──────── DATA SHOWN ────────
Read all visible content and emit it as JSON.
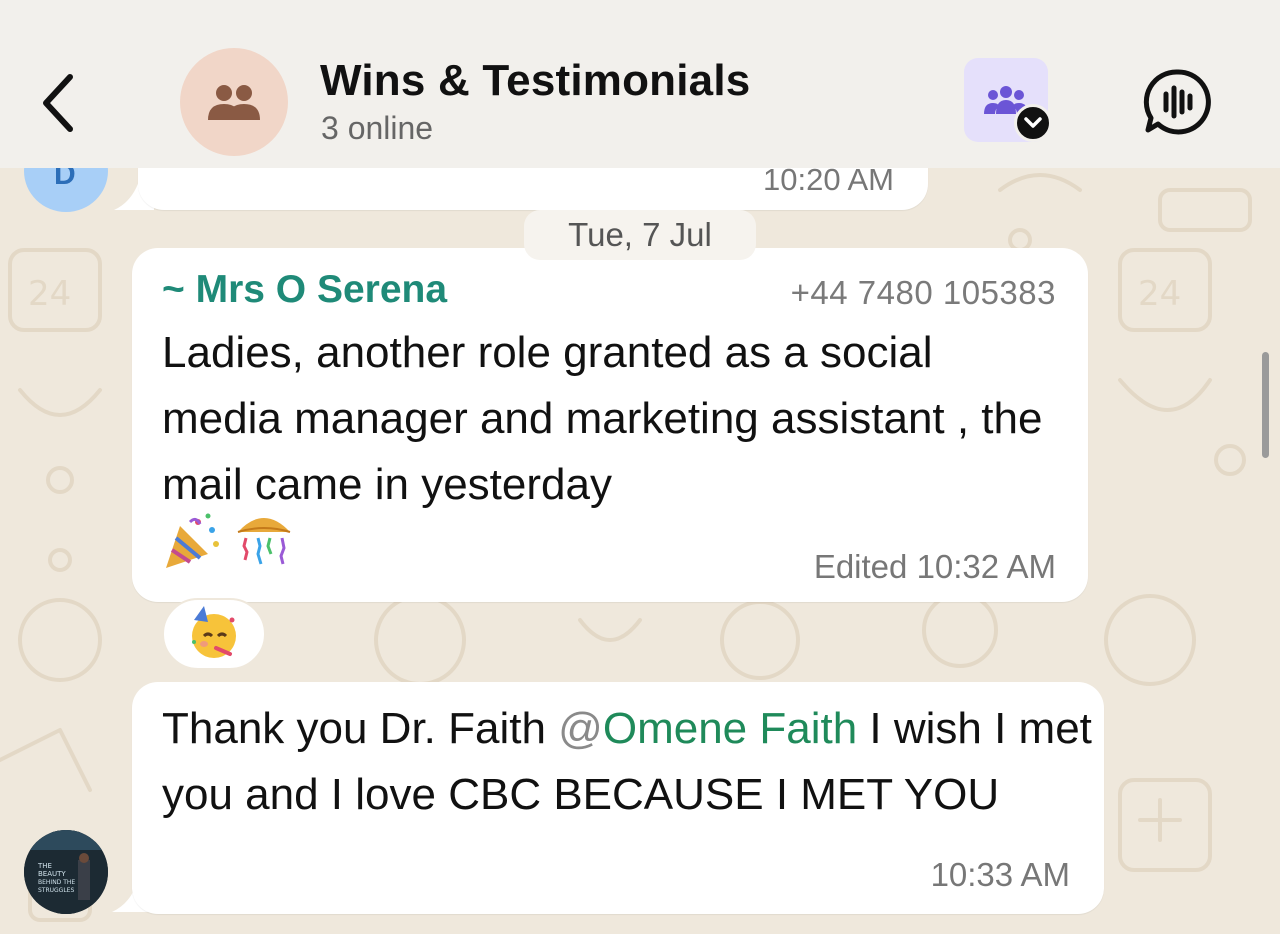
{
  "header": {
    "title": "Wins & Testimonials",
    "subtitle": "3 online",
    "icons": {
      "back": "chevron-left-icon",
      "group": "group-people-icon",
      "community": "community-icon",
      "dropdown": "chevron-down-icon",
      "voice_chat": "voice-chat-icon"
    }
  },
  "previous_message": {
    "avatar_initial": "D",
    "time": "10:20 AM"
  },
  "date_divider": "Tue, 7 Jul",
  "messages": [
    {
      "sender": "~ Mrs O Serena",
      "phone": "+44 7480 105383",
      "text": "Ladies, another role granted as a social media manager and marketing assistant , the mail came in yesterday",
      "emojis": "🎉🎊",
      "edited_label": "Edited",
      "time": "10:32 AM",
      "reaction": "🥳"
    },
    {
      "text_before": "Thank you Dr. Faith ",
      "mention_at": "@",
      "mention_name": "Omene Faith",
      "text_after": " I wish I met you and I love CBC BECAUSE I MET YOU",
      "time": "10:33 AM",
      "avatar_book_text": "THE BEAUTY BEHIND THE STRUGGLES"
    }
  ],
  "colors": {
    "sender_name": "#1f8a78",
    "mention": "#1f8a5a",
    "header_bg": "#f2f0ec",
    "wallpaper": "#efe8dc"
  }
}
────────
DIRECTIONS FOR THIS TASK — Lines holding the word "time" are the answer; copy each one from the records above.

EXERCISE ANSWER —
    "time": "10:20 AM"
      "time": "10:32 AM",
      "time": "10:33 AM",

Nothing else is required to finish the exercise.